I'm one of those strange people who actually enjoys editing and revising...for the first few rounds anyway. I don't edit much during the rough draft, except for correcting typos because they drive me crazy.
At first I follow Stephen King's advice and put it away for a month or so and work on something else. I think everyone should do this since it REALLY helps a ton. Problems become glaringly obvious, yet easy to fix. This revision is the most fun. However, the project is still a "darling" so lots of things get missed.
I then send the revised-but-still-has-problems draft to at least 4 crit buddies and let them rip it to shreds. I get the most valuable help at this stage and have the most fun. If all four say something doesn't work, out it goes. If two out of four say so, then I need to make some adjustments to tone down the issue, or at least clarify it. Quite often I will make a change based on one suggestion because it feels right.
This is when I feel most optimistic about the book and this is when I used to start querying. Not anymore. Someone once referred to revising as moving furniture. They leave scuff marks on the rug. She was right. From roughened transitions to typos, there can be problems. Not only that, but sometimes the right changes weren't made.

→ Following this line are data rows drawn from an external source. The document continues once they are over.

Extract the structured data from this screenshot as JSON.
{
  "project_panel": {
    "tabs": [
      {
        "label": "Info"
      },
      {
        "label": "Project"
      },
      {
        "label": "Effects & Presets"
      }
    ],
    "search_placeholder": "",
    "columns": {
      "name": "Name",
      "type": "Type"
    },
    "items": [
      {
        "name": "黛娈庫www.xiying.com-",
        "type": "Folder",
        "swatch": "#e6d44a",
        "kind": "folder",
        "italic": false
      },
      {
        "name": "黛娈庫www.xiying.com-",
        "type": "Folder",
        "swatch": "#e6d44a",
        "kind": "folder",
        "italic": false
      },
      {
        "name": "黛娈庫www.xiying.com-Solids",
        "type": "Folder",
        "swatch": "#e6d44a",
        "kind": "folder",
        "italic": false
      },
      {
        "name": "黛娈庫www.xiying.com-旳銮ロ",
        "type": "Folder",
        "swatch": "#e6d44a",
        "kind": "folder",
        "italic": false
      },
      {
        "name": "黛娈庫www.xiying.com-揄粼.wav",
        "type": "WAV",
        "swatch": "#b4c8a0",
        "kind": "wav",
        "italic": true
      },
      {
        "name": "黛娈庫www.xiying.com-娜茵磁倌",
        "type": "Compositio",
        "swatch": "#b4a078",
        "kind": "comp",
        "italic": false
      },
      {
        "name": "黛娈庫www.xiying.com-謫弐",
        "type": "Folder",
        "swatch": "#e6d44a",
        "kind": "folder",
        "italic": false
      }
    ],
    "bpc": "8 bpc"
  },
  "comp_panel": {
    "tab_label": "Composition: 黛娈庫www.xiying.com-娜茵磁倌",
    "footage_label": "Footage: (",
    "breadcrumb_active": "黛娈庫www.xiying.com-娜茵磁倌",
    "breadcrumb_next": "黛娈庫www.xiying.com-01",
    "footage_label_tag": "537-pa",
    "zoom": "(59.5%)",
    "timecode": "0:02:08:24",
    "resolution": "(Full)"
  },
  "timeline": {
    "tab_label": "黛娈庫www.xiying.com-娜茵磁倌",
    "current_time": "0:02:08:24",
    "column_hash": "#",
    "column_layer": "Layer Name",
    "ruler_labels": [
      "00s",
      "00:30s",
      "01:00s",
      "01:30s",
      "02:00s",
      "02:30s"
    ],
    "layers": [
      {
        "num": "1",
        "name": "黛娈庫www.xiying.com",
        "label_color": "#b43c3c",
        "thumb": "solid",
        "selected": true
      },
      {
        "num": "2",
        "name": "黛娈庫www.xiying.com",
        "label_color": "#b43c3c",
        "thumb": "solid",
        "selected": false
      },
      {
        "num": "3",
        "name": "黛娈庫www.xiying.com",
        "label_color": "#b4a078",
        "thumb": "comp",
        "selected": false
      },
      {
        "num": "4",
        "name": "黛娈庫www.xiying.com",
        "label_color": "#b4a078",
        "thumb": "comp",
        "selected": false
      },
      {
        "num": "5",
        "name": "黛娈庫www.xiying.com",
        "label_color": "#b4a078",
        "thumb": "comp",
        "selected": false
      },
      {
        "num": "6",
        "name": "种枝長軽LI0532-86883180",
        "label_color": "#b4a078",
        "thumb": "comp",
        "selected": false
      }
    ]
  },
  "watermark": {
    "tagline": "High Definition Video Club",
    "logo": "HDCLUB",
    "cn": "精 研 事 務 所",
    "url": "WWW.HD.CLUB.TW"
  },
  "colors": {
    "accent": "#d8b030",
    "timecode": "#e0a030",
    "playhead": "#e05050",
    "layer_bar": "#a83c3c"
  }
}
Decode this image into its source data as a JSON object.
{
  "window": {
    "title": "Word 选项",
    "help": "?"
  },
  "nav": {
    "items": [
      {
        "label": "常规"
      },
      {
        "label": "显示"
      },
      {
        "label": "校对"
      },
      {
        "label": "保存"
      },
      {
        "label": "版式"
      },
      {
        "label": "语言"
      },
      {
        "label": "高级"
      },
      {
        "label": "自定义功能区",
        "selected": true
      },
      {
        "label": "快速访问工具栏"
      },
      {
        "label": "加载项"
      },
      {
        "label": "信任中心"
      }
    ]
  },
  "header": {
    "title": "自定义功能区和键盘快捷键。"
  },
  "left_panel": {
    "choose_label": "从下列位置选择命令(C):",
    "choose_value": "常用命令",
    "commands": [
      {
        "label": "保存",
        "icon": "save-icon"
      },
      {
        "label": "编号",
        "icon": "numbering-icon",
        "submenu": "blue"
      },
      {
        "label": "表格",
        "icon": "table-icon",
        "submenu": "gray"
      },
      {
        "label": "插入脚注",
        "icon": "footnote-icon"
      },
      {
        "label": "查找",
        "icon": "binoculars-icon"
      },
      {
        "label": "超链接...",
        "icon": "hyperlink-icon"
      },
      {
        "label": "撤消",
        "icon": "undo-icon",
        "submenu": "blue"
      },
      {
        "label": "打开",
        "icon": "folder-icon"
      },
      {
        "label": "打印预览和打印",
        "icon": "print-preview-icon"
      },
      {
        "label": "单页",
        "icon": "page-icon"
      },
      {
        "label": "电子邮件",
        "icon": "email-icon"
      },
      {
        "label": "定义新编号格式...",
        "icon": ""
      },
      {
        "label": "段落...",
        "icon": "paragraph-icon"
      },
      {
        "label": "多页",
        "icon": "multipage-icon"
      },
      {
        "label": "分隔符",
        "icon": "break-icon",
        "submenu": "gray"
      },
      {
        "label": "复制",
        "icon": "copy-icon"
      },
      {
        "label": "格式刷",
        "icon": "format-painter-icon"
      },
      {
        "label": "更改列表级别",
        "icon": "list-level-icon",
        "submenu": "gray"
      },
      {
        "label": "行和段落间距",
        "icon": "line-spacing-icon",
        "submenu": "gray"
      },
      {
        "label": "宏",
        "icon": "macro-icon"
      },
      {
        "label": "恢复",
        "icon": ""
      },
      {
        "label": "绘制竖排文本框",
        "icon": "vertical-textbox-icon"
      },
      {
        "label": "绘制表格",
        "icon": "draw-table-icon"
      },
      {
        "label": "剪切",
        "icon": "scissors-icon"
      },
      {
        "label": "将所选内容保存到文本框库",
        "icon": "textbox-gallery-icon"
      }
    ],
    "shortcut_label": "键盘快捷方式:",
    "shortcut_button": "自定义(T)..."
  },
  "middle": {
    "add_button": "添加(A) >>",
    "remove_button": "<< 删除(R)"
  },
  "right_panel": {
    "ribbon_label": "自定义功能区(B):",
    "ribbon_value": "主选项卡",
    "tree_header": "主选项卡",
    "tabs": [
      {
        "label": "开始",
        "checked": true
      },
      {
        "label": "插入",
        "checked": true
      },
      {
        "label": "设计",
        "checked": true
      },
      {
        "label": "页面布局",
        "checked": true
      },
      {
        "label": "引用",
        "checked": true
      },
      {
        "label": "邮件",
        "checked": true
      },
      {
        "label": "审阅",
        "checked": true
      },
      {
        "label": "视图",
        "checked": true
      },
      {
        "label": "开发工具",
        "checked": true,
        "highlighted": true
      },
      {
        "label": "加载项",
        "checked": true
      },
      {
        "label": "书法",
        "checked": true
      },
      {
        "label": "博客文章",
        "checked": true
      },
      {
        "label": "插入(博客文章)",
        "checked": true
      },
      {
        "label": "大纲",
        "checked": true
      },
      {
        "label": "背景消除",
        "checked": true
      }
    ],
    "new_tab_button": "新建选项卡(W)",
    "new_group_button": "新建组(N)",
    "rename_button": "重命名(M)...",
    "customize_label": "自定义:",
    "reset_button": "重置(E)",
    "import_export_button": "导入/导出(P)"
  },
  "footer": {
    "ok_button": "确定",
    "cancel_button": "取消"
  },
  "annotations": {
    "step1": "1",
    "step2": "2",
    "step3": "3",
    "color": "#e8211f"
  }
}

So I send it to more crit partners to see how the changes worked. Often they'll point out things the others missed. This is when I begin to be unsure of my story because the feedback is more subjective. Should I really change this scene or character arc when it didn't bother my first batch of readers? And oh, I just got an idea for a new scene, but will it help or harm the story? But...what if the whole story is crap? Should I just give up?
Eventually, I get through the doubts and end up with a polished manuscript that is stronger than ever. Hopefully then it is ready to query.
How do you go about revisions? At what point do they have you tearing at your hair and cursing yourself for ever daring to write the book?